Thermoformed packaging refers to a manufacturing process used to create packaging products from plastic sheets. It involves heating a thermoplastic sheet until it becomes pliable, and then forming it into a specific shape using a mold or a series of molds. Once the plastic sheet takes the desired shape, it is cooled, solidifying the packaging structure.
Thermoforming is a versatile and cost-effective packaging solution used in various industries, including food, pharmaceuticals, electronics, and consumer goods. It offers several advantages, such as:
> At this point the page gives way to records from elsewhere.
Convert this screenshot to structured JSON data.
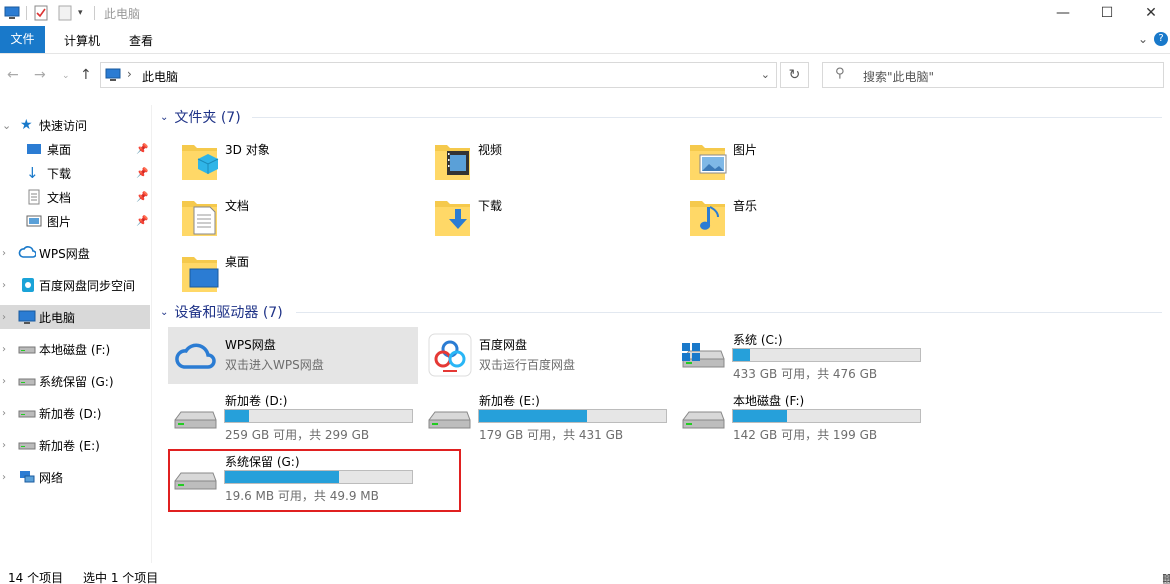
{
  "window": {
    "title": "此电脑",
    "minimize": "—",
    "maximize": "☐",
    "close": "✕"
  },
  "ribbon": {
    "tabs": [
      {
        "label": "文件"
      },
      {
        "label": "计算机"
      },
      {
        "label": "查看"
      }
    ]
  },
  "nav": {
    "address_path": "此电脑",
    "search_placeholder": "搜索\"此电脑\""
  },
  "sidebar": {
    "items": [
      {
        "label": "快速访问"
      },
      {
        "label": "桌面"
      },
      {
        "label": "下载"
      },
      {
        "label": "文档"
      },
      {
        "label": "图片"
      },
      {
        "label": "WPS网盘"
      },
      {
        "label": "百度网盘同步空间"
      },
      {
        "label": "此电脑"
      },
      {
        "label": "本地磁盘 (F:)"
      },
      {
        "label": "系统保留 (G:)"
      },
      {
        "label": "新加卷 (D:)"
      },
      {
        "label": "新加卷 (E:)"
      },
      {
        "label": "网络"
      }
    ]
  },
  "folders_section": {
    "title": "文件夹 (7)",
    "items": [
      {
        "name": "3D 对象"
      },
      {
        "name": "视频"
      },
      {
        "name": "图片"
      },
      {
        "name": "文档"
      },
      {
        "name": "下载"
      },
      {
        "name": "音乐"
      },
      {
        "name": "桌面"
      }
    ]
  },
  "devices_section": {
    "title": "设备和驱动器 (7)",
    "cloud": [
      {
        "name": "WPS网盘",
        "sub": "双击进入WPS网盘"
      },
      {
        "name": "百度网盘",
        "sub": "双击运行百度网盘"
      }
    ],
    "drives": [
      {
        "name": "系统 (C:)",
        "sub": "433 GB 可用，共 476 GB",
        "used": 0.09,
        "color": "#26a0da"
      },
      {
        "name": "新加卷 (D:)",
        "sub": "259 GB 可用，共 299 GB",
        "used": 0.13,
        "color": "#26a0da"
      },
      {
        "name": "新加卷 (E:)",
        "sub": "179 GB 可用，共 431 GB",
        "used": 0.58,
        "color": "#26a0da"
      },
      {
        "name": "本地磁盘 (F:)",
        "sub": "142 GB 可用，共 199 GB",
        "used": 0.29,
        "color": "#26a0da"
      },
      {
        "name": "系统保留 (G:)",
        "sub": "19.6 MB 可用，共 49.9 MB",
        "used": 0.61,
        "color": "#26a0da"
      }
    ]
  },
  "status": {
    "count": "14 个项目",
    "selected": "选中 1 个项目"
  },
  "colors": {
    "accent": "#1979ca",
    "bar_fill": "#26a0da",
    "highlight": "#e02020"
  }
}
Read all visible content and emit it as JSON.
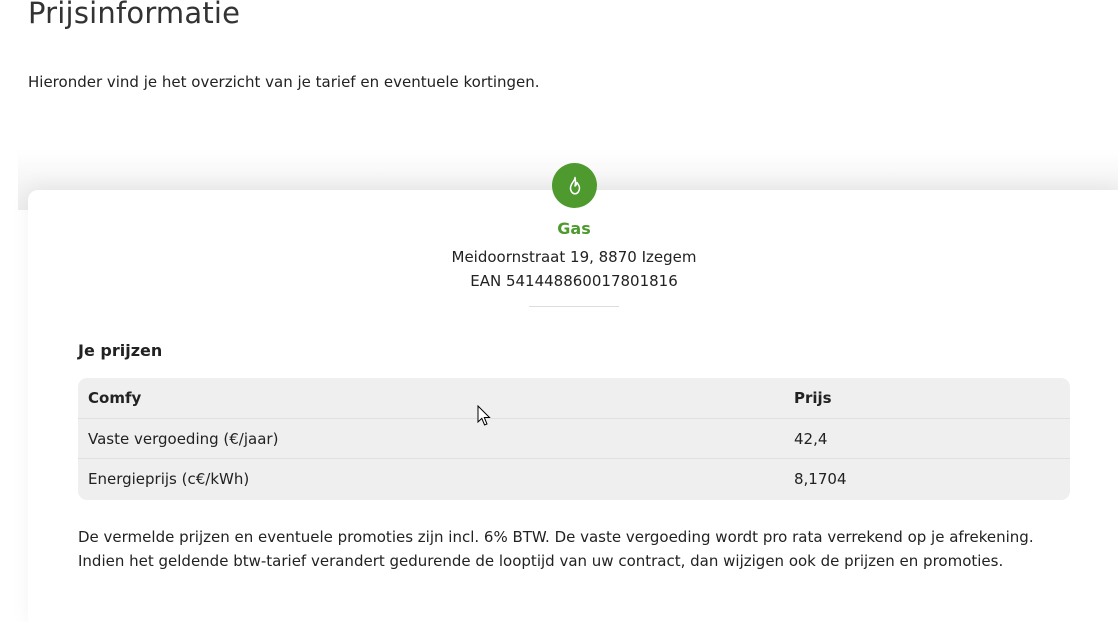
{
  "page": {
    "title": "Prijsinformatie",
    "intro": "Hieronder vind je het overzicht van je tarief en eventuele kortingen."
  },
  "product": {
    "icon": "flame-icon",
    "type": "Gas",
    "address": "Meidoornstraat 19, 8870 Izegem",
    "ean": "EAN 541448860017801816",
    "accent_color": "#4e9a2e"
  },
  "prices": {
    "section_title": "Je prijzen",
    "columns": [
      "Comfy",
      "Prijs"
    ],
    "rows": [
      {
        "label": "Vaste vergoeding (€/jaar)",
        "value": "42,4"
      },
      {
        "label": "Energieprijs (c€/kWh)",
        "value": "8,1704"
      }
    ]
  },
  "footnote": "De vermelde prijzen en eventuele promoties zijn incl. 6% BTW. De vaste vergoeding wordt pro rata verrekend op je afrekening. Indien het geldende btw-tarief verandert gedurende de looptijd van uw contract, dan wijzigen ook de prijzen en promoties."
}
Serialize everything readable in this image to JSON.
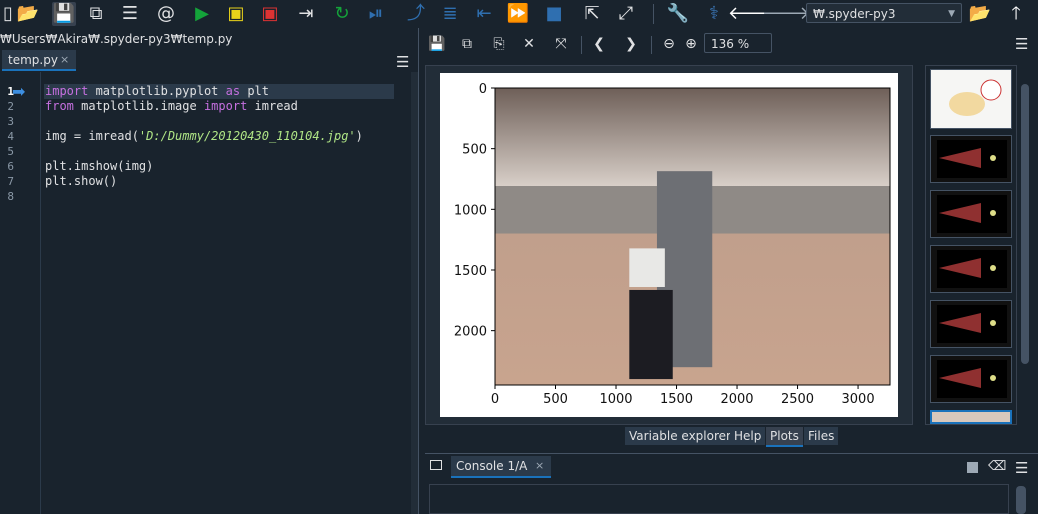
{
  "toolbar": {
    "icons": [
      "open-folder-icon",
      "save-icon",
      "save-all-icon",
      "outline-icon",
      "at-icon",
      "run-icon",
      "run-cell-icon",
      "run-cell-advance-icon",
      "run-selection-icon",
      "rerun-icon",
      "debug-icon",
      "step-icon",
      "step-into-icon",
      "step-return-icon",
      "continue-icon",
      "stop-icon",
      "maximize-icon",
      "fullscreen-icon",
      "wrench-icon",
      "python-icon",
      "back-icon",
      "forward-icon",
      "open-env-icon",
      "up-icon"
    ],
    "environment": "₩.spyder-py3"
  },
  "path_bar": {
    "path": "₩Users₩Akira₩.spyder-py3₩temp.py"
  },
  "editor": {
    "tab_label": "temp.py",
    "tab_close": "×",
    "line_numbers": [
      "1",
      "2",
      "3",
      "4",
      "5",
      "6",
      "7",
      "8"
    ],
    "lines": {
      "l1_kw1": "import",
      "l1_mid": " matplotlib.pyplot ",
      "l1_kw2": "as",
      "l1_end": " plt",
      "l2_kw1": "from",
      "l2_mid": " matplotlib.image ",
      "l2_kw2": "import",
      "l2_end": " imread",
      "l4_start": "img = imread(",
      "l4_str": "'D:/Dummy/20120430_110104.jpg'",
      "l4_end": ")",
      "l6": "plt.imshow(img)",
      "l7": "plt.show()"
    }
  },
  "plots": {
    "zoom": "136 %",
    "tabs": [
      "Variable explorer",
      "Help",
      "Plots",
      "Files"
    ],
    "active_tab": "Plots"
  },
  "console": {
    "tab_label": "Console 1/A",
    "tab_close": "×"
  },
  "chart_data": {
    "type": "image",
    "xticks": [
      0,
      500,
      1000,
      1500,
      2000,
      2500,
      3000
    ],
    "yticks": [
      0,
      500,
      1000,
      1500,
      2000
    ],
    "xlim": [
      0,
      3264
    ],
    "ylim": [
      2448,
      0
    ]
  },
  "colors": {
    "accent": "#1a72bb",
    "background": "#19232d",
    "keyword": "#c670e0",
    "string": "#b0e686"
  }
}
Thermoforming allows for the creation of packaging in different shapes, sizes, and designs to meet specific product requirements. It can accommodate complex shapes and intricate details, providing branding and product differentiation opportunities.
Thermoformed PS packaging provides protection against external factors like moisture, light, and physical damage. It can be designed with features such as compartments, inserts, or cushioning to secure and protect the packaged items during transportation and storage.
Clear or transparent thermoformed packaging allows customers to view the product inside, enhancing its visibility on store shelves and providing a visual appeal.
Lightweight and Cost-effective
Thermoformed PET packaging is typically lightweight, reducing shipping costs and environmental impact. The process also enables efficient material usage, minimizing waste and lowering production costs.
Shelf Life Extension
Thermoformed plastic packaging can be designed to provide barrier properties, such as oxygen or moisture resistance, which helps extend the shelf life of perishable goods.
Common applications of thermoformed packaging include blister packs, clamshells, trays, cups, bowls, and containers. These packaging formats are used for a wide range of products, including food items, medical devices, electronics, cosmetics, and consumer goods.
It’s worth noting that while thermoformed packaging predominantly uses plastic materials, efforts are being made to explore sustainable alternatives, such as biodegradable or compostable materials, to address environmental concerns associated with plastic waste.